The murder of British Conservative MP David Amess, 69, this Friday in the town of Leigh-on-Sea has been considered a terrorist incident, as reported this morning by the London Metropolitan Police. “The murder of David Amess in Essex has been declared a terrorist incident, and the Met Counter-Terrorism Command will lead the investigation,” Scotland Yard announced in a statement on its Twitter account.
The note released by the British authorities also indicates that “the initial investigation has revealed a possible motivation linked to Islamist extremism.”RELATED
The British police question this Saturday the 25-year-old man who stabbed to death the Conservative deputy while attending voters in his constituency in eastern England, in a Methodist church in Belfairs. The assailant, who according to police sources is 25-year-old British of Somali descent, was arrested at the same crime scene.
The investigation is being led by the Met’s Counter-Terror ism Command, which is working closely with colleagues from the Eastern Region Specialized Operations Unit (ERSOU) and Essex Police, the official note added. As part of the investigation, officers are conducting two-way searches in the London area and are ongoing, according to police.
“He is believed to have acted alone and we are not looking for anyone else in connection with the incident at this time. However, investigations into the circumstances are continuing,” the police note reported.
All parties have expressed consternation at the crime, which has evoked the memory of Labor MP Jo Cox, shot dead by a man linked to the far right in June 2016, days before the Brexit referendum.

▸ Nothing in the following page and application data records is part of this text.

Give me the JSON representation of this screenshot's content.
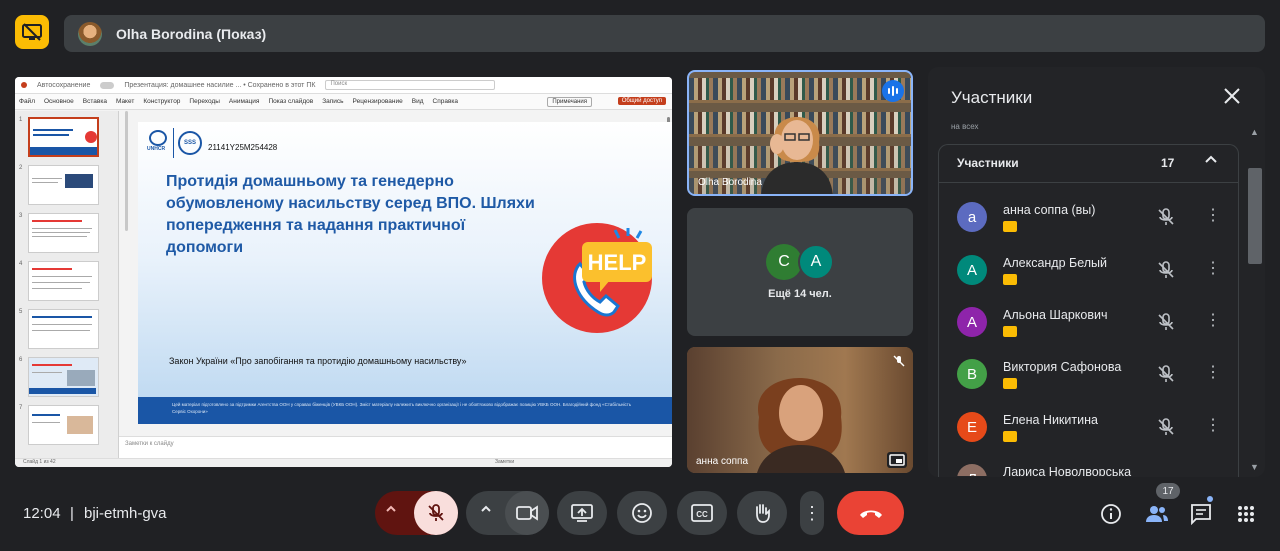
{
  "presenter": {
    "name": "Olha Borodina (Показ)"
  },
  "powerpoint": {
    "title_autosave": "Автосохранение",
    "title_doc": "Презентация: домашнее насилие ...  •  Сохранено в этот ПК",
    "search": "Поиск",
    "menu": [
      "Файл",
      "Основное",
      "Вставка",
      "Макет",
      "Конструктор",
      "Переходы",
      "Анимация",
      "Показ слайдов",
      "Запись",
      "Рецензирование",
      "Вид",
      "Справка"
    ],
    "comments": "Примечания",
    "share": "Общий доступ",
    "notes": "Заметки к слайду",
    "status_left": "Слайд 1 из 42",
    "status_right": "Заметки"
  },
  "slide": {
    "logo_text": "UNHCR",
    "sss_text": "SSS",
    "code": "21141Y25M254428",
    "title": "Протидія домашньому та генедерно обумовленому насильству серед ВПО. Шляхи попередження та надання практичної допомоги",
    "law": "Закон України «Про запобігання та протидію домашньому насильству»",
    "footer": "Цей матеріал підготовлено за підтримки Агентства ООН у справах біженців (УВКБ ООН). Зміст матеріалу належить виключно організації і не обов'язково відображає позицію УВКБ ООН. Благодійний фонд «Стабільність Сервіс Охорони»",
    "help_label": "HELP"
  },
  "tiles": [
    {
      "name": "Olha Borodina"
    },
    {
      "more_label": "Ещё 14 чел.",
      "avatars": [
        {
          "letter": "C",
          "color": "#2f7d32"
        },
        {
          "letter": "A",
          "color": "#00897b"
        }
      ]
    },
    {
      "name": "анна соппа"
    }
  ],
  "participants_panel": {
    "title": "Участники",
    "cut_text": "на всех",
    "group_label": "Участники",
    "group_count": "17",
    "people": [
      {
        "name": "анна соппа (вы)",
        "letter": "а",
        "color": "#5c6bc0"
      },
      {
        "name": "Александр Белый",
        "letter": "А",
        "color": "#00897b"
      },
      {
        "name": "Альона Шаркович",
        "letter": "А",
        "color": "#8e24aa"
      },
      {
        "name": "Виктория Сафонова",
        "letter": "В",
        "color": "#43a047"
      },
      {
        "name": "Елена Никитина",
        "letter": "Е",
        "color": "#e64a19"
      },
      {
        "name": "Лариса Новолворська",
        "letter": "Л",
        "color": "#8d6e63"
      }
    ]
  },
  "bottom_bar": {
    "time": "12:04",
    "separator": "|",
    "meeting_code": "bji-etmh-gva",
    "people_count": "17"
  },
  "colors": {
    "accent_yellow": "#fbbc04",
    "end_call": "#ea4335",
    "speaking": "#1a73e8",
    "background": "#202124"
  }
}
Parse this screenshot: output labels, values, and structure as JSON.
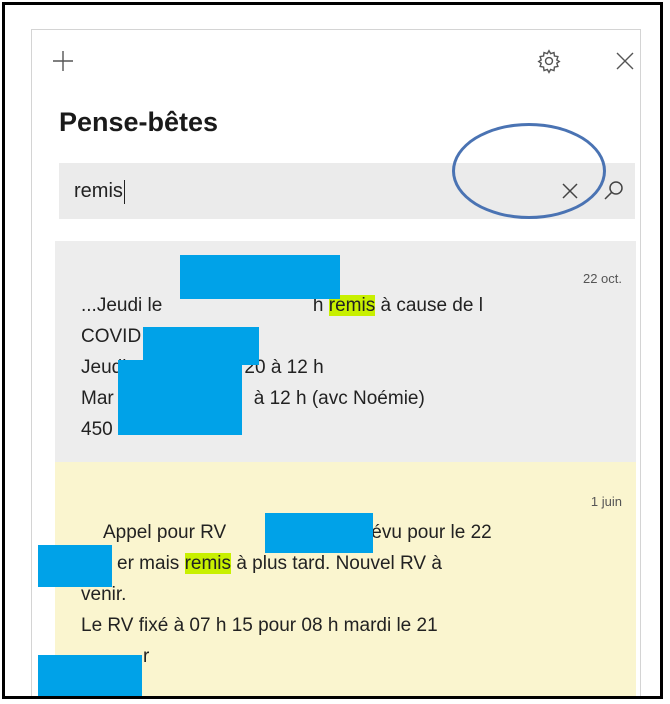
{
  "app": {
    "title": "Pense-bêtes"
  },
  "search": {
    "value": "remis"
  },
  "notes": [
    {
      "date": "22 oct.",
      "lines": [
        {
          "pre": "...Jeudi le",
          "mid": "h",
          "match": "remis",
          "post": "à cause de l"
        },
        "COVID",
        "Jeudi",
        "20 à 12 h",
        "Mar",
        "à 12 h (avc Noémie)",
        "450"
      ]
    },
    {
      "date": "1 juin",
      "lines": [
        {
          "a": "Appel pour RV",
          "b": "r prévu pour le 22"
        },
        {
          "a": "er mais",
          "match": "remis",
          "b": "à plus tard.  Nouvel RV à"
        },
        "venir.",
        "Le RV fixé à 07 h 15 pour 08 h mardi le 21",
        "r"
      ]
    }
  ],
  "icons": {
    "add": "plus-icon",
    "settings": "gear-icon",
    "close": "close-icon",
    "clear": "clear-icon",
    "search": "search-icon"
  },
  "colors": {
    "match_highlight": "#c8f000",
    "redaction": "#00a2e8",
    "annotation_circle": "#4a73b3"
  }
}
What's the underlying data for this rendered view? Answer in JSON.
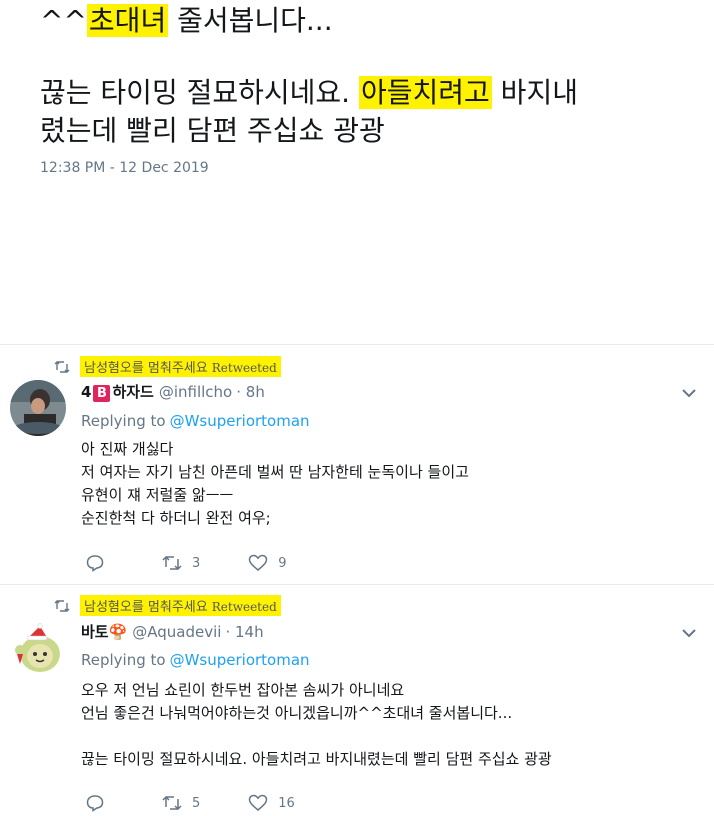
{
  "main_tweet": {
    "line1_prefix": "^^",
    "line1_highlight": "초대녀",
    "line1_suffix": " 줄서봅니다...",
    "line2_prefix": "끊는 타이밍 절묘하시네요. ",
    "line2_highlight": "아들치려고",
    "line2_suffix": " 바지내",
    "line3": "렸는데 빨리 담편 주십쇼 광광",
    "timestamp": "12:38 PM - 12 Dec 2019"
  },
  "tweets": [
    {
      "retweet_by": "남성혐오를 멈춰주세요",
      "retweet_word": "Retweeted",
      "name_prefix": "4",
      "badge": "B",
      "name_suffix": "하자드",
      "handle": "@infillcho",
      "time": "· 8h",
      "replying_label": "Replying to",
      "replying_handle": "@Wsuperiortoman",
      "lines": [
        "아 진짜 개싫다",
        "저 여자는 자기 남친 아픈데 벌써 딴 남자한테 눈독이나 들이고",
        "유현이 쟤 저럴줄 앎ㅡㅡ",
        "순진한척 다 하더니 완전 여우;"
      ],
      "retweets": "3",
      "likes": "9"
    },
    {
      "retweet_by": "남성혐오를 멈춰주세요",
      "retweet_word": "Retweeted",
      "name": "바토🍄",
      "handle": "@Aquadevii",
      "time": "· 14h",
      "replying_label": "Replying to",
      "replying_handle": "@Wsuperiortoman",
      "lines": [
        "오우 저 언님 쇼린이 한두번 잡아본 솜씨가 아니네요",
        "언님 좋은건 나눠먹어야하는것 아니겠읍니까^^초대녀 줄서봅니다...",
        "",
        "끊는 타이밍 절묘하시네요. 아들치려고 바지내렸는데 빨리 담편 주십쇼 광광"
      ],
      "retweets": "5",
      "likes": "16"
    }
  ],
  "icons": {
    "retweet": "retweet-icon",
    "reply": "reply-icon",
    "like": "heart-icon",
    "menu": "chevron-down-icon"
  },
  "colors": {
    "highlight": "#fff200",
    "link": "#1da1f2",
    "muted": "#657786",
    "badge": "#e0245e"
  }
}
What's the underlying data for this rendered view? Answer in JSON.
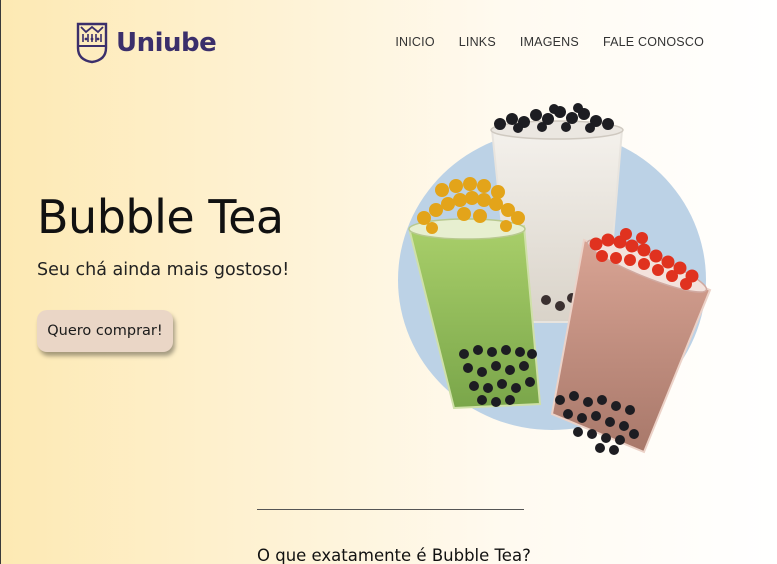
{
  "brand": {
    "name": "Uniube",
    "color": "#3b2f6b"
  },
  "nav": {
    "items": [
      {
        "label": "INICIO"
      },
      {
        "label": "LINKS"
      },
      {
        "label": "IMAGENS"
      },
      {
        "label": "FALE CONOSCO"
      }
    ]
  },
  "hero": {
    "title": "Bubble Tea",
    "subtitle": "Seu chá ainda mais gostoso!",
    "button_label": "Quero comprar!",
    "button_color": "#ead6c6",
    "image_icon": "bubble-tea-cups-illustration",
    "circle_color": "#bcd2e6"
  },
  "section": {
    "title": "O que exatamente é Bubble Tea?"
  }
}
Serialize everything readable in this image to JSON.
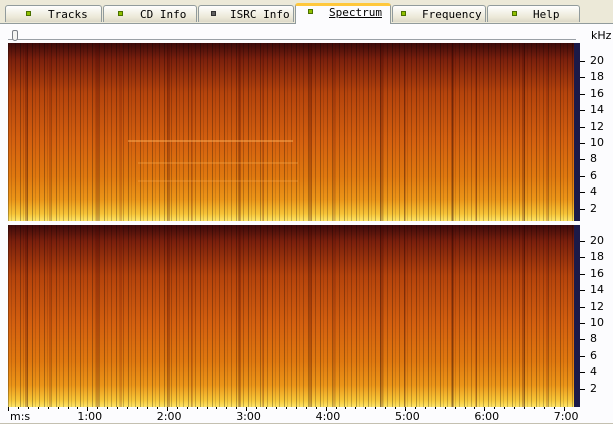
{
  "tabs": [
    {
      "label": "Tracks",
      "led": "#90c000",
      "active": false
    },
    {
      "label": "CD Info",
      "led": "#90c000",
      "active": false
    },
    {
      "label": "ISRC Info",
      "led": "#606060",
      "active": false
    },
    {
      "label": "Spectrum",
      "led": "#90c000",
      "active": true
    },
    {
      "label": "Frequency",
      "led": "#90c000",
      "active": false
    },
    {
      "label": "Help",
      "led": "#90c000",
      "active": false
    }
  ],
  "spectrum": {
    "unit": "kHz",
    "freq_ticks": [
      "20",
      "18",
      "16",
      "14",
      "12",
      "10",
      "8",
      "6",
      "4",
      "2"
    ],
    "time_ticks": [
      "m:s",
      "1:00",
      "2:00",
      "3:00",
      "4:00",
      "5:00",
      "6:00",
      "7:00"
    ],
    "channels": [
      "top",
      "bottom"
    ]
  },
  "colors": {
    "spectrogram_low": "#3d0a0a",
    "spectrogram_mid": "#d4600f",
    "spectrogram_high": "#fde568",
    "scale_bar": "#1c1a48",
    "active_tab_accent": "#ffc83c"
  }
}
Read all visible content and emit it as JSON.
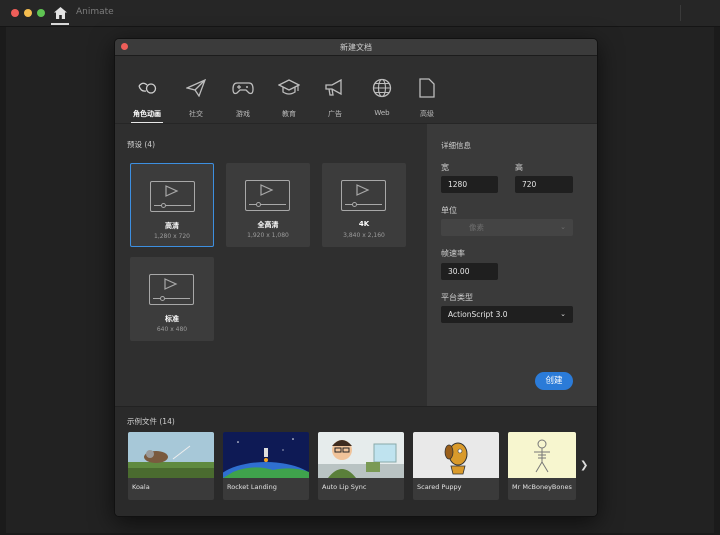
{
  "app": {
    "name": "Animate"
  },
  "dialog": {
    "title": "新建文档",
    "tabs": [
      {
        "label": "角色动画",
        "icon": "character-animation-icon"
      },
      {
        "label": "社交",
        "icon": "social-paper-plane-icon"
      },
      {
        "label": "游戏",
        "icon": "game-controller-icon"
      },
      {
        "label": "教育",
        "icon": "education-cap-icon"
      },
      {
        "label": "广告",
        "icon": "advertising-megaphone-icon"
      },
      {
        "label": "Web",
        "icon": "web-globe-icon"
      },
      {
        "label": "高级",
        "icon": "advanced-document-icon"
      }
    ],
    "presets": {
      "title": "预设 (4)",
      "items": [
        {
          "name": "高清",
          "size": "1,280 x 720"
        },
        {
          "name": "全高清",
          "size": "1,920 x 1,080"
        },
        {
          "name": "4K",
          "size": "3,840 x 2,160"
        },
        {
          "name": "标准",
          "size": "640 x 480"
        }
      ]
    },
    "details": {
      "title": "详细信息",
      "width_label": "宽",
      "width_value": "1280",
      "height_label": "高",
      "height_value": "720",
      "units_label": "单位",
      "units_value": "像素",
      "fps_label": "帧速率",
      "fps_value": "30.00",
      "platform_label": "平台类型",
      "platform_value": "ActionScript 3.0",
      "create_label": "创建"
    },
    "examples": {
      "title": "示例文件 (14)",
      "items": [
        {
          "name": "Koala"
        },
        {
          "name": "Rocket Landing"
        },
        {
          "name": "Auto Lip Sync"
        },
        {
          "name": "Scared Puppy"
        },
        {
          "name": "Mr McBoneyBones"
        }
      ]
    }
  },
  "colors": {
    "accent": "#2b7bd8",
    "selected_border": "#3d8fe0"
  }
}
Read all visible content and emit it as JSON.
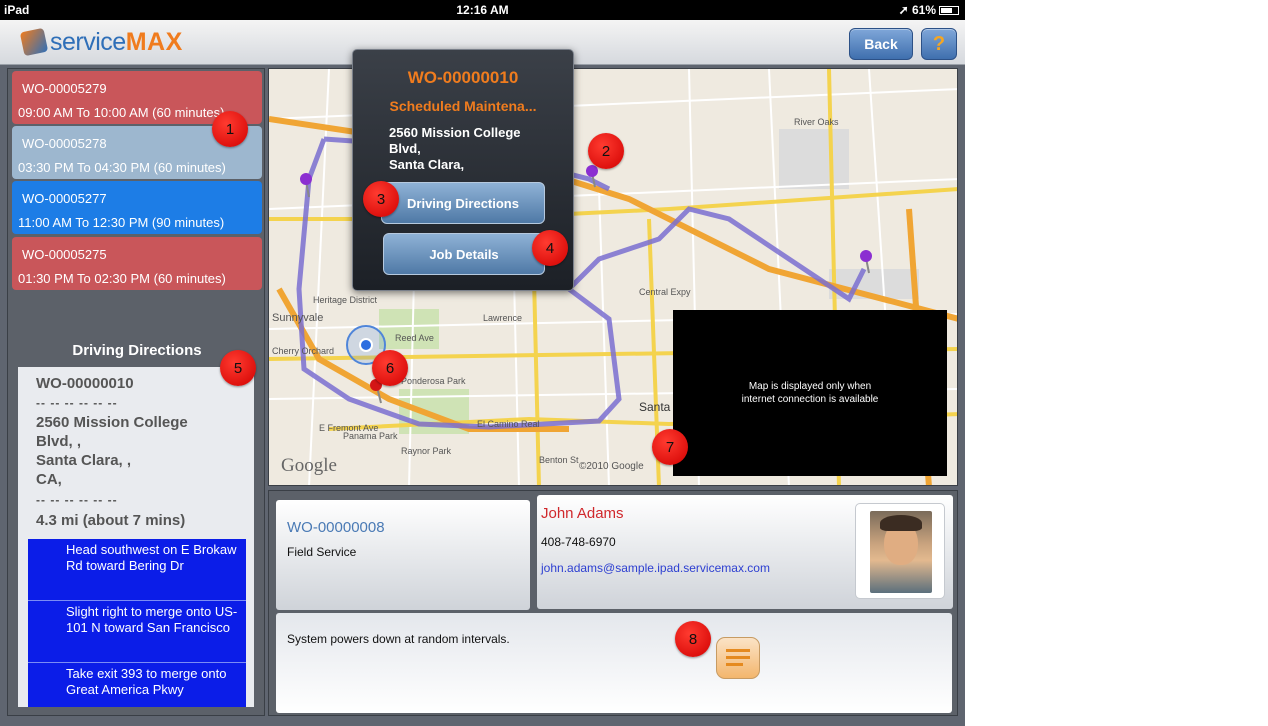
{
  "status_bar": {
    "device": "iPad",
    "time": "12:16 AM",
    "battery": "61%"
  },
  "header": {
    "logo_part1": "service",
    "logo_part2": "max",
    "back_label": "Back",
    "help_label": "?"
  },
  "work_orders": [
    {
      "id": "WO-00005279",
      "time": "09:00 AM To 10:00 AM (60 minutes)",
      "color": "#c9565a"
    },
    {
      "id": "WO-00005278",
      "time": "03:30 PM To 04:30 PM (60 minutes)",
      "color": "#9db7cf"
    },
    {
      "id": "WO-00005277",
      "time": "11:00 AM To 12:30 PM (90 minutes)",
      "color": "#1d7de6"
    },
    {
      "id": "WO-00005275",
      "time": "01:30 PM To 02:30 PM (60 minutes)",
      "color": "#c9565a"
    }
  ],
  "directions": {
    "title": "Driving Directions",
    "wo_id": "WO-00000010",
    "separator": "-- -- -- -- -- --",
    "address_lines": [
      "2560 Mission College",
      "Blvd, ,",
      "Santa Clara, ,",
      "CA,"
    ],
    "distance": "4.3 mi (about 7 mins)",
    "steps": [
      "Head southwest on E Brokaw Rd toward Bering Dr",
      "Slight right to merge onto US-101 N toward San Francisco",
      "Take exit 393 to merge onto Great America Pkwy"
    ]
  },
  "map": {
    "offline_line1": "Map is displayed only when",
    "offline_line2": "internet connection is available",
    "google_label": "Google",
    "copyright": "©2010 Google",
    "labels": [
      "Sunnyvale",
      "Heritage District",
      "Cherry Orchard",
      "Lawrence",
      "Santa",
      "River Oaks",
      "Ponderosa Park",
      "Panama Park",
      "Raynor Park",
      "El Camino Real",
      "Central Expy",
      "Reed Ave",
      "E Fremont Ave",
      "Benton St"
    ]
  },
  "popup": {
    "wo_id": "WO-00000010",
    "type": "Scheduled Maintena...",
    "address_lines": [
      "2560 Mission College",
      "Blvd,",
      "Santa Clara,"
    ],
    "btn_directions": "Driving Directions",
    "btn_job": "Job Details"
  },
  "detail": {
    "wo_id": "WO-00000008",
    "wo_type": "Field Service",
    "contact_name": "John Adams",
    "contact_phone": "408-748-6970",
    "contact_email": "john.adams@sample.ipad.servicemax.com",
    "description": "System powers down at random intervals."
  },
  "callouts": [
    "1",
    "2",
    "3",
    "4",
    "5",
    "6",
    "7",
    "8"
  ],
  "colors": {
    "accent_orange": "#f07c1e",
    "brand_blue": "#2f6fb8",
    "route": "#7a6fd0",
    "step_blue": "#0b1de8"
  }
}
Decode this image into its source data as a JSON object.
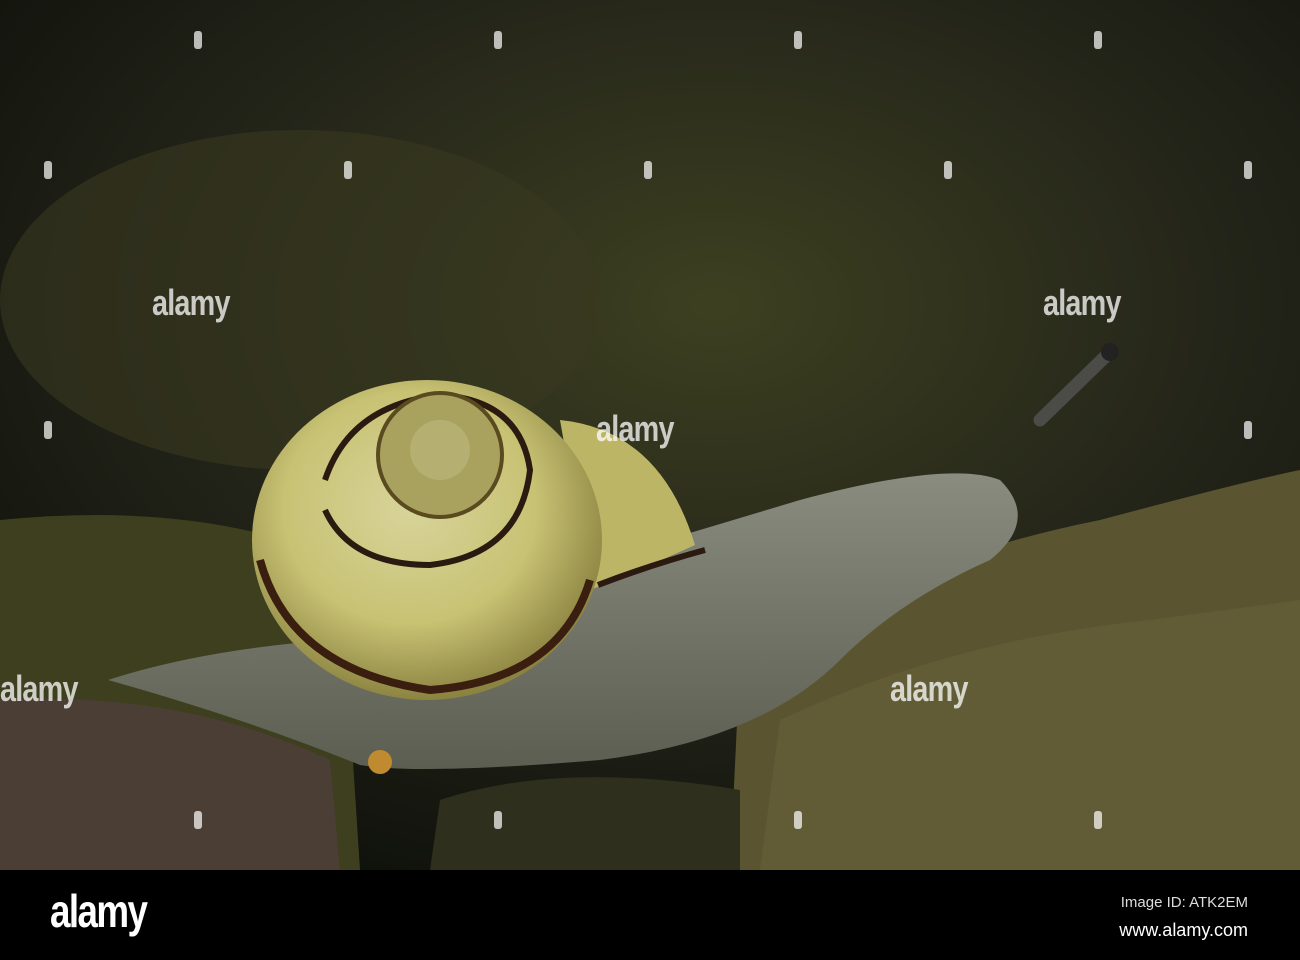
{
  "watermark": "alamy",
  "footer": {
    "logo": "alamy",
    "image_id": "Image ID: ATK2EM",
    "url": "www.alamy.com"
  }
}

The British Home Secretary, Priti Patel, has ordered a review of the security measures of all MPs, who in the United Kingdom usually organize public events on Fridays in which citizens of their constituencies can come to express their complaints and requests.
Amess, a member of the right wing of the Conservative Party, has stood out in recent years for his Euroscepticism. He was one of the defenders of Brexit before the 2016 referendum, when only a minority of the Westminster political establishment defended the break with the European Union (EU).
British Prime Minister Boris Johnson said in a television intervention that his party partner was “one of the kindest, kindest and gentlest people in politics.”